With the country’s struggle to continuously finance its efforts to combat COVID-19, the government sought to increase its revenue collection and at the same time, set a statutory clarification on the “VATability” of services rendered electronically.

House Bill No. 7425 was filed on Aug. 18 as a substitute bill for House Bills No. 4531, 6765, 6944, and House Resolution No. 685.

This bill also seeks to clarify the imposition of 12% VAT on the supply by a resident or non-resident seller of electronic devices, the online sale of services that includes online advertisement services and provision for digital advertising space, digital services in exchange for a regular subscription fee, and the supply of other electronic and online services that can be delivered through the internet. The substitute bill aims to level the playing field between traditional and digital businesses by clarifying the imposition of VAT on digital service providers.

NON-RESIDENT DIGITAL SERVICE PROVIDERS (DSPS)
The bill proposes to add another section in the Tax Code which requires non-resident Digital Service Providers (DSPs) to collect and remit the VAT in transactions that go through its platform.

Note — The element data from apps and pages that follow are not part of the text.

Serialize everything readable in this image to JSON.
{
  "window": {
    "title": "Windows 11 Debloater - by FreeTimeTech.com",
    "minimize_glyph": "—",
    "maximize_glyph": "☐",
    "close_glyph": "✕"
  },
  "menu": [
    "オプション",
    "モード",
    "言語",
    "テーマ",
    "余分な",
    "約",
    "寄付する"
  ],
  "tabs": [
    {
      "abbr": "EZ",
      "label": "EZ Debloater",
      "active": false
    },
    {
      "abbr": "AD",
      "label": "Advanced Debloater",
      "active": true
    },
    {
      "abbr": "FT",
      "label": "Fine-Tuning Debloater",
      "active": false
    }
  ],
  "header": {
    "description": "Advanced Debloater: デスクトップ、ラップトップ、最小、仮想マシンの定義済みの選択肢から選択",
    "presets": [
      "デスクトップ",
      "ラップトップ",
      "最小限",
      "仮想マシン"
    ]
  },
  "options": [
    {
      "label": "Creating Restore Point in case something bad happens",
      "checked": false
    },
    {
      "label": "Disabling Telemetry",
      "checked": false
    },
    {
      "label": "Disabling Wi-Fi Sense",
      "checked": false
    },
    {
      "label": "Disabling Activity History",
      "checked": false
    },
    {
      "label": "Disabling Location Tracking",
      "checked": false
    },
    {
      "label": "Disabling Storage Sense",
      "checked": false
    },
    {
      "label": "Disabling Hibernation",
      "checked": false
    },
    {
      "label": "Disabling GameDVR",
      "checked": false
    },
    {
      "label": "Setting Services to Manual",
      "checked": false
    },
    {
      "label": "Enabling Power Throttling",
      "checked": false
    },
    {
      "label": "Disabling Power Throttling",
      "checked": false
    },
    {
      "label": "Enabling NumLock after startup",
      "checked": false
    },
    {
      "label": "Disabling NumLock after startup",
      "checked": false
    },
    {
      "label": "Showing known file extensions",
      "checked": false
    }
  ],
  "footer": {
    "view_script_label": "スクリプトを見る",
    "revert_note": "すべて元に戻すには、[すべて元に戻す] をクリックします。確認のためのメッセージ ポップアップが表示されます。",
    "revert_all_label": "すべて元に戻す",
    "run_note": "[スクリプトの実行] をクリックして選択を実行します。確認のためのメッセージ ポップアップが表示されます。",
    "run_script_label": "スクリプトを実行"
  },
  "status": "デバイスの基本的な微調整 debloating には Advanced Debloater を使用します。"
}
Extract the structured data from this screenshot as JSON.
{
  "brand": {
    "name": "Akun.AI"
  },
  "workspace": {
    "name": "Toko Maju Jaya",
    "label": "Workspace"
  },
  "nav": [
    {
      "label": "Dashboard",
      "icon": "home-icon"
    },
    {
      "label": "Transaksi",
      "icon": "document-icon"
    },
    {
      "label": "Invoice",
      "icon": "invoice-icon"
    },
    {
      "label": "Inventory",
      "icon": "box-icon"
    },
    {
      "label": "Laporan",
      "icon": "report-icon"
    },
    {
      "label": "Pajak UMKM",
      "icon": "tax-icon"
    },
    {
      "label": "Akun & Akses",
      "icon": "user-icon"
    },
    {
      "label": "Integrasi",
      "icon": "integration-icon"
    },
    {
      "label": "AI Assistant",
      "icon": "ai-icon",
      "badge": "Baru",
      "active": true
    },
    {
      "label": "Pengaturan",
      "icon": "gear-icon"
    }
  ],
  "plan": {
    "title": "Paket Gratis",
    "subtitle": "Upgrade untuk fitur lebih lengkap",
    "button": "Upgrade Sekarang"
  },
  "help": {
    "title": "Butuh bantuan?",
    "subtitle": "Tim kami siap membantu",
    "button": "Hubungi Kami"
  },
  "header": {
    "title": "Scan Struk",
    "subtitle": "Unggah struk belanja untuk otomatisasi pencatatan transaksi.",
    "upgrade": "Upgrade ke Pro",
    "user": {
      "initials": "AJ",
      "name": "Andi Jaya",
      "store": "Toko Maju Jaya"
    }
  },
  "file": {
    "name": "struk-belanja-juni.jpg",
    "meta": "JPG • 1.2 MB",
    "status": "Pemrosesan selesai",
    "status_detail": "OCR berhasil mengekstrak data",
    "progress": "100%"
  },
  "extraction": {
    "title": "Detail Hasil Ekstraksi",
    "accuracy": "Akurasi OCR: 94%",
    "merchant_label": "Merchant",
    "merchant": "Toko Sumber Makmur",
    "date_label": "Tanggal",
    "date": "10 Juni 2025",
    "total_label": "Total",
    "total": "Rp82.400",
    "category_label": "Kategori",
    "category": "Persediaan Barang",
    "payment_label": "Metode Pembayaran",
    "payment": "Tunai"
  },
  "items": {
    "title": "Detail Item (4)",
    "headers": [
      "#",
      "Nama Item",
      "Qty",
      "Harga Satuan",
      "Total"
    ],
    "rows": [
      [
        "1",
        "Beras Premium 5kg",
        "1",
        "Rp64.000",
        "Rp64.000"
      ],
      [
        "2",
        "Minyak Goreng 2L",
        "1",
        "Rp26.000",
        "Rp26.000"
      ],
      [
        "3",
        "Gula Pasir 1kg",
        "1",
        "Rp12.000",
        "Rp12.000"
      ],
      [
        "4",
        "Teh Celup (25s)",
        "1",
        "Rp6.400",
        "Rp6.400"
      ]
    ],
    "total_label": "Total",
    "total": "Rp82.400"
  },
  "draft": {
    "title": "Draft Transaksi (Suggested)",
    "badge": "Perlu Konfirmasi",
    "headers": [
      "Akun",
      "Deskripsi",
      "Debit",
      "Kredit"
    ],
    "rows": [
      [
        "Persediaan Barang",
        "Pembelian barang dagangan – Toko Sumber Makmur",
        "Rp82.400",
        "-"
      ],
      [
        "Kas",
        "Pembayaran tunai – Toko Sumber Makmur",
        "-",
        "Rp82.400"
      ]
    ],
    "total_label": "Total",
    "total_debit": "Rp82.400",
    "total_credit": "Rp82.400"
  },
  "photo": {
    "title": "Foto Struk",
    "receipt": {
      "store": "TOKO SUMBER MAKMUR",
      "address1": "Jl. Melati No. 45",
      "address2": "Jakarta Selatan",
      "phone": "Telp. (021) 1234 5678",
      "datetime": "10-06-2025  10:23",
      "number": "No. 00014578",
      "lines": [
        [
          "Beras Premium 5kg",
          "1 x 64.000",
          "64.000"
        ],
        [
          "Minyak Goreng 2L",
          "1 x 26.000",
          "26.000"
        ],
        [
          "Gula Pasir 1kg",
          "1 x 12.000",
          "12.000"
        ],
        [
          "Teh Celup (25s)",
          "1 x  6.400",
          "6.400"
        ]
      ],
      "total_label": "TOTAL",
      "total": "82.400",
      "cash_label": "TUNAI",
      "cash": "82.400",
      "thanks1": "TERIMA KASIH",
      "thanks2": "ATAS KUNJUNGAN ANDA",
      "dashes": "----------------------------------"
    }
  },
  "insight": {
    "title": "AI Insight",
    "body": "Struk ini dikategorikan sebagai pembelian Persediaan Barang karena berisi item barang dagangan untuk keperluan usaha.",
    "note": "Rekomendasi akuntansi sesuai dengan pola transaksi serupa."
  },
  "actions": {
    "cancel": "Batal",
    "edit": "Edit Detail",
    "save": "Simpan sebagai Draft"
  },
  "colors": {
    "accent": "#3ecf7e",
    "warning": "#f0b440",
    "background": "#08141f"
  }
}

However, these non-resident DSPs are precluded from claiming any creditable input tax.

The new section defines a DSP as a provider of a digital service (defined as any service that is delivered or subscribed over the internet or other electronic network, which cannot be obtained without the use of information technology and where the delivery of the service may be automated) or goods to a buyer through operating an online platform for the purpose of buying and selling of goods or services or by making transactions for the provision of digital services on behalf of any person.

DSPs may include a third party that acts as a conduit for goods or services offered by a supplier to a buyer and receives commission; a platform provider for the promotion that uses the internet to deliver marketing messages to attract buyers; a host of online auctions conducted through the internet, where the seller sells the product or service to the person who bids the highest price; a supplier of digital services to a buyer in exchange for a regular subscription fee; and a supplier of electronic and online services that can be delivered through the internet.

It also requires non-resident DSPs that engage in the sale or exchange of digital services to register for VAT if the gross sales/receipts for the past year exceeded P3 million or if there are grounds to believe that the gross sales/receipts for the next year will exceed P3 million.

In the second part of this article, we will discuss the following topics: how a VAT-registered non-resident DSP may issue an electronic invoice or receipt to substantiate transactions; the proposed amended VAT exemption on the sale, importation, printing or publication of books, and the state of our digital tax laws compared with neighboring ASEAN countries.

This article is for general information only and is not a substitute for professional advice where the facts and circumstances warrant. The views and opinions expressed above are those of the author and do not necessarily represent the views of SGV & Co.

Jan Kriezl M. Catipay is a Tax Senior Director from the Global Compliance Reporting Service Line of SGV & Co.